Uncertainties. The founders always encouraged me to use 1-on-1s to ask about anything I was uncertain about, even if it didn’t affect my day-to-day work. If anything, I spend more attention worrying about things that don’t affect my day-to-day work (because those are the things I can’t control), so I’d often end up a lot less stressed after these discussions. For the founders, I think these discussions helped them discover problems with internal communication—for instance, occasionally I’d get worried about some strategically important project elsewhere in the company because they’d forgotten to announce progress reports on it.
Those were all things I felt like would be helpful to Eve, so I was pretty confident that one-on-ones would be at least somewhat helpful for her. In the end, they succeeded far beyond my expectations: Eve thinks our one-on-ones sped up her dissertation by about a year.
Obviously, the things Eve and I talked about weren’t exactly the same as my Wave one-on-ones, though they did share some common themes. Here are some of the things we talked about that Eve thinks made the biggest difference:
Figuring out when she should be outlining new parts of her dissertation vs. fleshing out existing parts
Realizing that she was spending a lot of time reading crappy papers that she didn’t have to
Noticing when and why she was least productive (for instance, noticing when her procrastination was a coping strategy to avoid executing a plan that she didn’t really believe would succeed)
Asking for more frequent feedback from her adviser and dissertation committee
Being able to talk through anything stressful
Allowing herself space to “stare into the abyss” and confront uncomfortable possibilities (e.g. is it actually worth finishing her PhD?)
In general, Eve summarized our one-on-ones as being a forcing function for her to fully decide on longer-term goals and then focus her work on the best way to achieve those goals, rather than getting too bogged down in whatever was right in front of her.
I learned a few things from this experience.
One is that grad schools are really dysfunctional. If I, a person whose sole qualification is caring a lot, could help Eve speed up her dissertation by ~25%, then her philosophy department is leaving a lot of productivity on the table. But that was last week’s rant.
On the flip side, I also now think the “caring a lot” qualification is way more important than I used to. Lots of people (including Eve) try having “accountability buddies” that they meet with to discuss progress on their goals, and accountability buddies are rarely this effective. The main difference is that most accountability buddies don’t care about each other in the same way that managers/reports, or significant others, do: for me, Eve’s progress was the top idea in my mind in a way that I doubt it was for anyone else. Because of that, I ended up having more insightful feedback for her than a random “accountability buddy” might.
The last thing this helped me realize is that specialists have a lot of non-specialized problems. In one sense, this is so well known it’s become a cliché—the engineer who just wants to crank out code all day, the philosophy professor with their head in the clouds. But the cliché doesn’t really describe me or most engineers or philosophers I know, who are broad-minded enough to be happy thinking about things outside our assigned specialty. Even for us, though, we can often increase our impact a lot by improving our generalized effectiveness.

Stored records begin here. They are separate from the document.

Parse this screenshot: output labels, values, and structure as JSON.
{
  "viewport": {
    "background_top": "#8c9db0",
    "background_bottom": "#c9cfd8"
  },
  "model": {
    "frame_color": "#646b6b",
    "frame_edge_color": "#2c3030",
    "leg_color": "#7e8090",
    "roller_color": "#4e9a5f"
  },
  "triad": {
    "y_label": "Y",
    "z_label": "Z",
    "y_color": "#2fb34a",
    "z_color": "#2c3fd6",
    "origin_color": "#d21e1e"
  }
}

Thanks to Eve Bigaj for reading a draft of this post and providing the source material.
I couldn’t find much info on how one-on-ones became popular, but High Output Management wrote in the ’80s that “from what I can tell, regularly scheduled one-on-ones are highly unusual outside of Intel,” and they seem pretty common now. ↩︎